In each succeeding war there is a tendency to proclaim as something new the principles under which it is conducted. Not only those who have never studied or experienced the realities of war, but also professional soldiers frequently fall into the error. But the principles of warfare as I learned them at West Point remain unchanged.

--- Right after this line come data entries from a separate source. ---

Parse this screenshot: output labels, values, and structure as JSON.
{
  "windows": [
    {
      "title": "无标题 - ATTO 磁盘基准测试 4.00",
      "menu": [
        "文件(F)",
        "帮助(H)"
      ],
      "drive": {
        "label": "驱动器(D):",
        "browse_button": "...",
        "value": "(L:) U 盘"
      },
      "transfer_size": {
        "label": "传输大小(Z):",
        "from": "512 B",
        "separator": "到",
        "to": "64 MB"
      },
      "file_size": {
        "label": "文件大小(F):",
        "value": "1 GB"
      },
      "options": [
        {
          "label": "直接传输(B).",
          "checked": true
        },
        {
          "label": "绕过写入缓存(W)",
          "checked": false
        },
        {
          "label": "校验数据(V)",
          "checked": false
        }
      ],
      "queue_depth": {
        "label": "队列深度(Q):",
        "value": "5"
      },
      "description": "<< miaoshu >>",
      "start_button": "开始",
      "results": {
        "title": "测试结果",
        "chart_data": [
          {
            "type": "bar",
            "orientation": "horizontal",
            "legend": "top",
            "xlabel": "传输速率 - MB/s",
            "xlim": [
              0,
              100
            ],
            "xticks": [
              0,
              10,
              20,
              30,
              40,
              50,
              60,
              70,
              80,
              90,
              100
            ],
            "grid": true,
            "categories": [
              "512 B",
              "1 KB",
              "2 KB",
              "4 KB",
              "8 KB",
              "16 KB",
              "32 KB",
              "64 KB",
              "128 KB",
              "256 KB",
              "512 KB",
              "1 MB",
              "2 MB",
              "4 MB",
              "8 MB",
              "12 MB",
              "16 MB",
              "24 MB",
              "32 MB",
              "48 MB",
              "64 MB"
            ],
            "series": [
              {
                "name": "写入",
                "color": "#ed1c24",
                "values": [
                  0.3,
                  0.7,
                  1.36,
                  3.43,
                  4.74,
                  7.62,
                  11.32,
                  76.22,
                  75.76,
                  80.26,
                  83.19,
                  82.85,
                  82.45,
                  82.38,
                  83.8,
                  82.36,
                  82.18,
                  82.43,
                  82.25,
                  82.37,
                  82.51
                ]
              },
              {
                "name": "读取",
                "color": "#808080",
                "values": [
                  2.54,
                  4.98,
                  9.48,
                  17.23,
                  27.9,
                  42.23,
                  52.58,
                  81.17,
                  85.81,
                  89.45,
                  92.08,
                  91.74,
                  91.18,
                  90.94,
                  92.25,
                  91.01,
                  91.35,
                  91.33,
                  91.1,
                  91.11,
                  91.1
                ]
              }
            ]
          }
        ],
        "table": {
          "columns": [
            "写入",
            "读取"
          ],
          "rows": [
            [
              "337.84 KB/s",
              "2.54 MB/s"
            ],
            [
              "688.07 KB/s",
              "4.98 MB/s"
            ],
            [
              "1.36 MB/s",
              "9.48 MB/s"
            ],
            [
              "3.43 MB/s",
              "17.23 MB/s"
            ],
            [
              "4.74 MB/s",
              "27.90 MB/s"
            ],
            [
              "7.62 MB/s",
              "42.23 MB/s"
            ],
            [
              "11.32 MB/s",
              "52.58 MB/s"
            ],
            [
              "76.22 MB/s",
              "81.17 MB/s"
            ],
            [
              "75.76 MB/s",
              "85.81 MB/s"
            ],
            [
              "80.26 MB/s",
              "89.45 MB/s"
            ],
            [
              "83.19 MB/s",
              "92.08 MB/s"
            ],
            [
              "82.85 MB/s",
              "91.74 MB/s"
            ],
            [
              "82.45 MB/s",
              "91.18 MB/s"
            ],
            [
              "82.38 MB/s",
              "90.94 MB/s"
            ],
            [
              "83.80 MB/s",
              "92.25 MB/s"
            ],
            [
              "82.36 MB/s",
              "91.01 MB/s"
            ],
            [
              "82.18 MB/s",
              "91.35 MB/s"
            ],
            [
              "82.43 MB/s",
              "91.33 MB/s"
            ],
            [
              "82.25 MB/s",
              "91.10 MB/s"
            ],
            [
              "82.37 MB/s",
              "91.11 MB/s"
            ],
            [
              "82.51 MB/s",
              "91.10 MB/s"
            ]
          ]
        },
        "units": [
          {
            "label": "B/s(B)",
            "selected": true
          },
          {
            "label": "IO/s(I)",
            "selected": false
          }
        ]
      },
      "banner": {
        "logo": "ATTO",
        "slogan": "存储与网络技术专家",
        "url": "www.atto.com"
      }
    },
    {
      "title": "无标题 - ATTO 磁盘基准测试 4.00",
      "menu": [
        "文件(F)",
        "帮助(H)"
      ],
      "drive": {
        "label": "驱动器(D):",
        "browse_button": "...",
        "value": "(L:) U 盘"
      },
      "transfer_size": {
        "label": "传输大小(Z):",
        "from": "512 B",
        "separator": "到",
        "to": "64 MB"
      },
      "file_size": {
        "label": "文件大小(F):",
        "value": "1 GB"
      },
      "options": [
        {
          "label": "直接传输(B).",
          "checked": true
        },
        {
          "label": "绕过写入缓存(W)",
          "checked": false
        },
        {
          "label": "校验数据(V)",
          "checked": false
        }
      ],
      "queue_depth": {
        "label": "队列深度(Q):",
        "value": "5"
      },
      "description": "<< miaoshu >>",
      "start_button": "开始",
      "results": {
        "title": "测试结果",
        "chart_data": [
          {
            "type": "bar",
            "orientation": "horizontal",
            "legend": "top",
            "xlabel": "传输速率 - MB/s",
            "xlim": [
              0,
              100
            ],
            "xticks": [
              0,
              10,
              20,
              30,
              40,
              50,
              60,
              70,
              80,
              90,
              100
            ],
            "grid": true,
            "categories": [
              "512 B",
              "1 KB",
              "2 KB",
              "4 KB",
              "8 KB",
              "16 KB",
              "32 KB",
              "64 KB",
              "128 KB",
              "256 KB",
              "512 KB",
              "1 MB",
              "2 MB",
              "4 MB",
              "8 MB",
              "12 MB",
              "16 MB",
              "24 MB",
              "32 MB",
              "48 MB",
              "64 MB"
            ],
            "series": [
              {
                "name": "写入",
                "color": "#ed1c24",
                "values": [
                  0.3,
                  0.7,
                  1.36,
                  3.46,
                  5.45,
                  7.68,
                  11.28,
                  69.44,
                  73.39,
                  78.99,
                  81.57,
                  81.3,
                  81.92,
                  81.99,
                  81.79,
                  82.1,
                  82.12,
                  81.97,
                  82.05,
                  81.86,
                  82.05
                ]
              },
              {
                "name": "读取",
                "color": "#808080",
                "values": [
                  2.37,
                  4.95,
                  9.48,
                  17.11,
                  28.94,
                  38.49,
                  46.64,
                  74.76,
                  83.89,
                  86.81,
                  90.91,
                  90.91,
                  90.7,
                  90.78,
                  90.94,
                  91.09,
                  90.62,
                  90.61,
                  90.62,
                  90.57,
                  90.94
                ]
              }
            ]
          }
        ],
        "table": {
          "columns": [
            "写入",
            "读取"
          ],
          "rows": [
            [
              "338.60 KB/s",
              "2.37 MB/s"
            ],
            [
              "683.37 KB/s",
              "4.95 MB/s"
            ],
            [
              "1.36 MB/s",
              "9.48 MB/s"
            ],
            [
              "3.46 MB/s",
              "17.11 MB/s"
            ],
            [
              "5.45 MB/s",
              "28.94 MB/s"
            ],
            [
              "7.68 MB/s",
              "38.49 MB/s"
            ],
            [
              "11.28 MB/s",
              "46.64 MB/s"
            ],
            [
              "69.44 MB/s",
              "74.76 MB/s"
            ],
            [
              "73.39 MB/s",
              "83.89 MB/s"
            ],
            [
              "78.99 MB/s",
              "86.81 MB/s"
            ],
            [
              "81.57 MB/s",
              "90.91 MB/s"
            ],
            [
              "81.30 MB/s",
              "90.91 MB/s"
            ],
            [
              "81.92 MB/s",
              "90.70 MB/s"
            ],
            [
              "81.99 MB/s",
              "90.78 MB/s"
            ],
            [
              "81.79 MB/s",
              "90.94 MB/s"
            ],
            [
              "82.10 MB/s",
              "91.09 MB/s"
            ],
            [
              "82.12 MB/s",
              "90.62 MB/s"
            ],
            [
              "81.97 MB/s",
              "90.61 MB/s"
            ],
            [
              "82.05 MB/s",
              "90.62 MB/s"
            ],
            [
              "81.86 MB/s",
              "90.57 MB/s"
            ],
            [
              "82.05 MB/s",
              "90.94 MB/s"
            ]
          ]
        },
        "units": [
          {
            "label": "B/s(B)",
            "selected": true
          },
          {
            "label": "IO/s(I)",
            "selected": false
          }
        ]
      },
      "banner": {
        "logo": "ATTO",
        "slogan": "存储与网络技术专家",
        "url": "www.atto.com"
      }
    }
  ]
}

Long before it was known to me as a place where my ancestry was even remotely involved, the idea of a state for Jews (or a Jewish state; not quite the same thing, as I failed at first to see) had been 'sold' to me as an essentially secular and democratic one. The idea was a haven for the persecuted and the survivors, a democracy in a region where the idea was poorly understood, and a place where as Philip Roth had put it in a one-handed novel that I read when I was about nineteen even the traffic cops and soldiers were Jews. This, like the other emphases of that novel, I could grasp. Indeed, my first visit was sponsored by a group in London called the Friends of Israel. They offered to pay my expenses, that is, if on my return I would come and speak to one of their meetings.I still haven't submitted that expenses claim. The misgivings I had were of two types, both of them ineradicable. The first and the simplest was the encounter with everyday injustice: by all means the traffic cops were Jews but so, it turned out, were the colonists and ethnic cleansers and even the torturers. It was Jewish leftist friends who insisted that I go and see towns and villages under occupation, and sit down with Palestinian Arabs who were living under house arrest if they were lucky or who were squatting in the ruins of their demolished homes if they were less fortunate. In Ramallah I spent the day with the beguiling Raimonda Tawil, confined to her home for committing no known crime save that of expressing her opinions. (For some reason, what I most remember is a sudden exclamation from her very restrained and respectable husband, a manager of the local bank: 'I would prefer living under a Bedouin to another day of Israeli rule!' He had obviously spent some time thinking about the most revolting possible Arab alternative.) In Jerusalem I visited the Tutungi family, who could produce title deeds going back generations but who were being evicted from their apartment in the old city to make way for an expansion of the Jewish quarter. Jerusalem: that place of blood since remote antiquity. Jerusalem, over which the British and French and Russians had fought a foul war in the Crimea,, on the matter of which Christian Church could command the keys to some 'holy sepulcher.' Jerusalem, where the anti-Semite Balfour had tried to bribe the Jews with the territory of another people in order to seduce them from Bolshevism and continue the diplomacy of the Great War. Jerusalem: that pest-house in whose environs all zealots hope that an even greater and final war can be provoked. It certainly made a warped appeal to my sense of history.